He was too far. But the sight of the lifebuoy flying his way gave him hope. He revived and started beating the water with vigorous, desperate strokes.
After the ship sinks, from his lifeboat Pi sees Richard Parker in the water and throws him a lifebuoy to save him. Pi narrates what he believes to be going on in Richard Parker’s head, thus anthropomorphizing the tiger. Pi’s perception of Richard Parker as having human feelings and reactions launches what Pi deems to be the relationship between the two beings.
Prusten is the quietest of tiger calls, a puff through the nose to express friendliness and harmless intentions.

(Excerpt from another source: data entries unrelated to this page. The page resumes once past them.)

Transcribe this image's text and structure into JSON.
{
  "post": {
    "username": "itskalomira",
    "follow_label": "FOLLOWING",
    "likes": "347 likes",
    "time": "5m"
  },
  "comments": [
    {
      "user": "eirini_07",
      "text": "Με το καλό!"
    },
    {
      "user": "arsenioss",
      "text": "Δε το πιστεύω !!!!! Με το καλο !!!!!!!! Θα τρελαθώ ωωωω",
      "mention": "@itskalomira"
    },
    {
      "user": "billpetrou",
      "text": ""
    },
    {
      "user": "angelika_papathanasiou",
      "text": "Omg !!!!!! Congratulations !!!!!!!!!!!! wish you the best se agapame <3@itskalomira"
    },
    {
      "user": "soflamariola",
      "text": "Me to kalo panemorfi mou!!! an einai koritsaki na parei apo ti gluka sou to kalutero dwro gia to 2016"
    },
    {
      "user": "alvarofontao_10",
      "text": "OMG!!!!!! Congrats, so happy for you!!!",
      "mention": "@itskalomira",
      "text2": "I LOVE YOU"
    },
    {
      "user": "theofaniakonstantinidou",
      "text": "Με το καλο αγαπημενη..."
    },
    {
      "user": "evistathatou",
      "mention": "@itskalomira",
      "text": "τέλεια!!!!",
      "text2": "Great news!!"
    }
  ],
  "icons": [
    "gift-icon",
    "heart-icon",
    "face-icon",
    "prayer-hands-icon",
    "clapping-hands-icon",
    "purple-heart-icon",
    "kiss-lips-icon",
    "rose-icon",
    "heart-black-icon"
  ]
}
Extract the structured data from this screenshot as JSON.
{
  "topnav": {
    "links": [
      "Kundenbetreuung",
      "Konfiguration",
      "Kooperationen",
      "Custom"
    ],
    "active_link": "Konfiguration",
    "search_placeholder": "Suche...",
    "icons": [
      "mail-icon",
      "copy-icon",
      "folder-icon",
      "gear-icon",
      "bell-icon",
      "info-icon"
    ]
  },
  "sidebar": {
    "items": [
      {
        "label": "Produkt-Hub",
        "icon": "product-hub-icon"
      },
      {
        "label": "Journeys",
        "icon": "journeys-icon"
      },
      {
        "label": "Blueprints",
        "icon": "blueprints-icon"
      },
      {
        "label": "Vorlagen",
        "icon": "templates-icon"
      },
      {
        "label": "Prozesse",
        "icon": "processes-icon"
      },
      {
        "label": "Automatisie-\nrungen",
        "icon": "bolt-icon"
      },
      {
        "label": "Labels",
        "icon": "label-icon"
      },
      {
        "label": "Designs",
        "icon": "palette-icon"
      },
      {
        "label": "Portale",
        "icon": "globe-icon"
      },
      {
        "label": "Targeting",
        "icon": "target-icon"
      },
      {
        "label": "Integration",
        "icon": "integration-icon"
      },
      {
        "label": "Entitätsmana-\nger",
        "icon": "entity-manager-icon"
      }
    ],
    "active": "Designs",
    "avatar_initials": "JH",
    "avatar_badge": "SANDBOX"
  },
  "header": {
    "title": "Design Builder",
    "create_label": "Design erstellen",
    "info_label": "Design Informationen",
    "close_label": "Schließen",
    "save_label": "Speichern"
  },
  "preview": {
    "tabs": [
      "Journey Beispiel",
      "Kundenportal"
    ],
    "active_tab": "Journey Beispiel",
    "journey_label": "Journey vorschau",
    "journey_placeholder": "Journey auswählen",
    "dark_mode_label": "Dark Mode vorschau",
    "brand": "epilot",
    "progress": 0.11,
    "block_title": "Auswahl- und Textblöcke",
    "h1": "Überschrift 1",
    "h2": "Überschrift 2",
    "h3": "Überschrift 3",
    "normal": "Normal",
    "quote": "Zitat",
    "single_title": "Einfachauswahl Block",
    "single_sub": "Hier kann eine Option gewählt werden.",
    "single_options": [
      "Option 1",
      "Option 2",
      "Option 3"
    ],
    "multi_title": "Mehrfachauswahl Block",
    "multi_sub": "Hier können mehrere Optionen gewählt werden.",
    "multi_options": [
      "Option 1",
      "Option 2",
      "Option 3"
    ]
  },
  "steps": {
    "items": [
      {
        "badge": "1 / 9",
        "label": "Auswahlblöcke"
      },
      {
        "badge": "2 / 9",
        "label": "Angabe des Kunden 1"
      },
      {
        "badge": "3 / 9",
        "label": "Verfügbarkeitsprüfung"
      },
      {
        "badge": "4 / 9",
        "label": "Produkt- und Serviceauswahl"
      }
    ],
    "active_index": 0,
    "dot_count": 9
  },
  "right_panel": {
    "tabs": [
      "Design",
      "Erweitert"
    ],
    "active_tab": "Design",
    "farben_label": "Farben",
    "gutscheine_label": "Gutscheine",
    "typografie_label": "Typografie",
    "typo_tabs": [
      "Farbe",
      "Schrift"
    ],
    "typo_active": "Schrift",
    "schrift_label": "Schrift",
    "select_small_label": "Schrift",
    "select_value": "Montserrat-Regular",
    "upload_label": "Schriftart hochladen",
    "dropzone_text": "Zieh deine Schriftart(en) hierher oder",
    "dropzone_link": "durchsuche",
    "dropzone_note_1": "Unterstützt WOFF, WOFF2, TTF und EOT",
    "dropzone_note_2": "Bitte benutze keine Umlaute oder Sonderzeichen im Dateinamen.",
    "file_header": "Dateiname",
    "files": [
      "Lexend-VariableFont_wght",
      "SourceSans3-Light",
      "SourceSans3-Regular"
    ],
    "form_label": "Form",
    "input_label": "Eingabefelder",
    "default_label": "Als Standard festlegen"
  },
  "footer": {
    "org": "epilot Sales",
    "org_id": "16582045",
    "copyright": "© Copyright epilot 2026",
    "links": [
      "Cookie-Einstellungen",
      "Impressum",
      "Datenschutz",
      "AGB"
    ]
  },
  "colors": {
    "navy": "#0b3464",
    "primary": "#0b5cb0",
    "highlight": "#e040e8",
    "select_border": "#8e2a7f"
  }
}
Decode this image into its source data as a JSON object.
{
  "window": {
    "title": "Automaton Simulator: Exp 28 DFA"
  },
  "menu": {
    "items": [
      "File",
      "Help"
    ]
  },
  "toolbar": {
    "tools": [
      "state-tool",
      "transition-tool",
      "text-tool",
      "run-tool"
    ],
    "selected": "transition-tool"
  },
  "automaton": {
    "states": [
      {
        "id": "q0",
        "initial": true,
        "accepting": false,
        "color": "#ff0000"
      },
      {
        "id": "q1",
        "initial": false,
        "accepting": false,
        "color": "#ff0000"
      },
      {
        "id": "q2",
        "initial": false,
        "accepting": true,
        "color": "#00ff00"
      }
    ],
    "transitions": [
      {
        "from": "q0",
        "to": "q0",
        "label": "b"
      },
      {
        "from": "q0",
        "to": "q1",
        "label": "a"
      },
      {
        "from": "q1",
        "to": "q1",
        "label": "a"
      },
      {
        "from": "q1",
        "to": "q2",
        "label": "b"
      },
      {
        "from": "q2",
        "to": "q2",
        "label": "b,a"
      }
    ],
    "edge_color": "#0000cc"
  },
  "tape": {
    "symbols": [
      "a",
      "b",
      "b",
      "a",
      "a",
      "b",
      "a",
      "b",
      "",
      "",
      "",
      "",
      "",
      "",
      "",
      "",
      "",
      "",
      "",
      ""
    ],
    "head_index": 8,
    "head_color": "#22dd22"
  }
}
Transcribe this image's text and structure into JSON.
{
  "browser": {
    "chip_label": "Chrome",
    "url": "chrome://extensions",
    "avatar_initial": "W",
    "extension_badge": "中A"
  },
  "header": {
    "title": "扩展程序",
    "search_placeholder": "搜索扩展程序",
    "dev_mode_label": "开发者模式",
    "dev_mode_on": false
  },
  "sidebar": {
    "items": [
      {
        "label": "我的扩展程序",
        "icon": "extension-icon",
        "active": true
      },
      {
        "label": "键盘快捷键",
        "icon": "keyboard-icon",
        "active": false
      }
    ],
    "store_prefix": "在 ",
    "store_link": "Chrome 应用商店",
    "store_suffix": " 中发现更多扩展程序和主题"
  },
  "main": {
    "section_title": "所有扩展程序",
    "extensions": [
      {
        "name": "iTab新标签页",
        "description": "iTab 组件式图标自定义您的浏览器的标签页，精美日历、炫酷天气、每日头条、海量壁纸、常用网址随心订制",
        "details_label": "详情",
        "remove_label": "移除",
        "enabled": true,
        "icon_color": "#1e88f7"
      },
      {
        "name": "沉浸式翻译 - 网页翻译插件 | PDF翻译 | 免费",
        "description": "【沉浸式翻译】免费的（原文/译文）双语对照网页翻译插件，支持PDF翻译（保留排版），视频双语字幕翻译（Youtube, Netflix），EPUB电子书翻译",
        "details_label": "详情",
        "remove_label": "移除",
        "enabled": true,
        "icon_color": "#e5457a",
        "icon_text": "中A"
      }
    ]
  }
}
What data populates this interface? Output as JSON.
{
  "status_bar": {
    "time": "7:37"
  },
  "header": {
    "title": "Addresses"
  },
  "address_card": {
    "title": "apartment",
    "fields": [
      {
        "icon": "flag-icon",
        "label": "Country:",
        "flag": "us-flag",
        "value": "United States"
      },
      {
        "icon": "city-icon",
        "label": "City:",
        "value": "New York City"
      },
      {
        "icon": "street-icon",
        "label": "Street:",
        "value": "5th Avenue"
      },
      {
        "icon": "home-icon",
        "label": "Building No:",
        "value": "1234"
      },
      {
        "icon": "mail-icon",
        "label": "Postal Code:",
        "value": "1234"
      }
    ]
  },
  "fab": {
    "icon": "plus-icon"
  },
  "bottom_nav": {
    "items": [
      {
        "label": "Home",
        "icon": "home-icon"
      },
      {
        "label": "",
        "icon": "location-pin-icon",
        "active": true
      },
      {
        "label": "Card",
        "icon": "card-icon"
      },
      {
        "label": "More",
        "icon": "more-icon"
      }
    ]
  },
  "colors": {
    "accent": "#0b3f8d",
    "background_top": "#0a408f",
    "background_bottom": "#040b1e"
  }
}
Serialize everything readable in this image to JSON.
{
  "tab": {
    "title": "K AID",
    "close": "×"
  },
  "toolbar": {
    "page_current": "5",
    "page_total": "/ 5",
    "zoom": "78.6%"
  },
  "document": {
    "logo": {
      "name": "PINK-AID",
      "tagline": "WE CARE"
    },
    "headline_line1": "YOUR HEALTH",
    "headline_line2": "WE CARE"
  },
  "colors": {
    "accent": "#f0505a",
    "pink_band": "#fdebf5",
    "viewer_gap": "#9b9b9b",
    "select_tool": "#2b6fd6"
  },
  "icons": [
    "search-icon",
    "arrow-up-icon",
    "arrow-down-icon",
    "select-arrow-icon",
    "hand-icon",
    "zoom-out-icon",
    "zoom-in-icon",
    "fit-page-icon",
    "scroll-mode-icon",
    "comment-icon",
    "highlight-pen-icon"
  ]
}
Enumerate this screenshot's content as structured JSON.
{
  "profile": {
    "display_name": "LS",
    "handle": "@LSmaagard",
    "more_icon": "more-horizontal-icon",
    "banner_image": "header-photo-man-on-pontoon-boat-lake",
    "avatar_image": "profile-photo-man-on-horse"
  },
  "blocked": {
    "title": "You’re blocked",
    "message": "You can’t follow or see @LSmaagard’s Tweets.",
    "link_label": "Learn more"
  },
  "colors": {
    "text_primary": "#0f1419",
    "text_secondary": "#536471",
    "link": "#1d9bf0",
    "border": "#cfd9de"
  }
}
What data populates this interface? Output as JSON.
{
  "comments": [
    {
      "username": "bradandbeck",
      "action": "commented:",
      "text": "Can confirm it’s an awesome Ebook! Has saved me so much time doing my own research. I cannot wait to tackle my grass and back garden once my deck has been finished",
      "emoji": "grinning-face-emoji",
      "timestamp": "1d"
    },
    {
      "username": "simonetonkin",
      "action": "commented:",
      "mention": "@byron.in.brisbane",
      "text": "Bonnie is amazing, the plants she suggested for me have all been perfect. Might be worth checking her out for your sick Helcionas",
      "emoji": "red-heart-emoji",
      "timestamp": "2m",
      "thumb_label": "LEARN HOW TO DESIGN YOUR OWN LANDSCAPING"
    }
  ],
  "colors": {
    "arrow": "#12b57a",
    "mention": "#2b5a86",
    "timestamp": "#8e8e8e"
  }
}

Sated with the hyena and rainwater, Richard Parker makes the rare prusten sound, which would indicate that he is content for the moment and harbors no ill will toward the human on board. Pi interprets Richard Parker’s vocalization as a sign that they can coexist on the lifeboat. In making this determination, Pi signifies his intention to tame Richard Parker, thus upending the natural order.
A part of me did not want Richard Parker to die at all, because if he died I would be left alone with despair, a foe even more formidable than a tiger. If I still had the will to live, it was thanks to Richard Parker. He kept me from thinking too much about my family and my tragic circumstances. He pushed me to go on living. I hated him for it, yet at the same time I was grateful. I
amgrateful It’s the plain truth: without Richard Parker, I wouldn’t be alive today to tell you my story.
After Richard Parker makes the prusten sound, Pi meditates on how they will learn to live together and links his own survival with Richard Parker’s. As such, the tiger operates on multiple levels in the book. He functions symbolically, as a symbol of hope for Pi. But Pi also sees him as a character, one with a specific personality and with whom he develops a real relationship.
To display his feces openly, to flaunt the smell of them, would have been a sign of social dominance. Conversely, to hide them, or try to, was a sign of deference—of
Pi comments that Richard Parker hides his feces, which demonstrates that he views Pi as the alpha animal. Although Richard Parker is an apex predator, he accepts Pi as the alpha animal and not merely a human whom he could easily dispatch. This scene underscores Pi’s success in taming the tiger as well as Pi’s understanding of how Richard Parker’s behavior fits within the natural world.
Richard Parker had been a zoo animal as long as he could remember, and he was used to sustenance coming to him without his lifting a paw.
Pi frames his success taming Richard Parker so the two can coexist on the lifeboat as partially explained by the tiger’s prior existence as a captive animal, not a wild one. In the natural world, Richard Parker would hunt, but for most of his life, he lived in a world in which food and water were provided to him. His learned dependence on humans makes Richard Parker more susceptible to taming.
That was the terrible cost of Richard Parker. He gave me a life, my own, but at the expense of taking one. He ripped the flesh off the man’s frame and cracked his bones. The smell of blood filled my nose. Something in me died then that has never come back to life.
After Richard Parker kills the French castaway, Pi ponders the tiger’s actions and how they impact him. Richard Parker acted as a typical predator, but Pi imbues his actions with deeper meaning. Even though he did not deal the fatal blow, he takes on an outsized responsibility for the Frenchman’s death. The interpretation that Pi
But I don’t want to take too much credit for what I managed to do with Richard Parker. My good fortune, the fortune that saved my life, was that he was not only a young adult but a pliable young adult, an omega animal.
On the algae island, Pi continues to dominate Richard Parker, literally training him to jump through hoops, but says his success stems from the tiger’s learned social status. Richard Parker began life in captivity as a cub, and among his kind, he occupied the lowest social standing. Like a true omega, he was easily influenced and had much to gain from being favored by Pi, namely, food and water.
Mr. Okamoto: “We’ll be careful when we drive away. We don’t want to run into Richard Parker.” Pi Patel: “Don’t worry, you won’t. He’s hiding somewhere you’ll never find him.”
At the end of the interview, the officials tell Pi that no reports of a tiger in Mexico have been made, but they will remain on the lookout for him. Pi’s response could arise from what he said earlier— that wild animals live in fear of humans—but could also be a hint that Pi is actually Richard Parker. In this second version of the story, Pi no longer needs the tiger part of his personality, so that aspect of himself disappeared.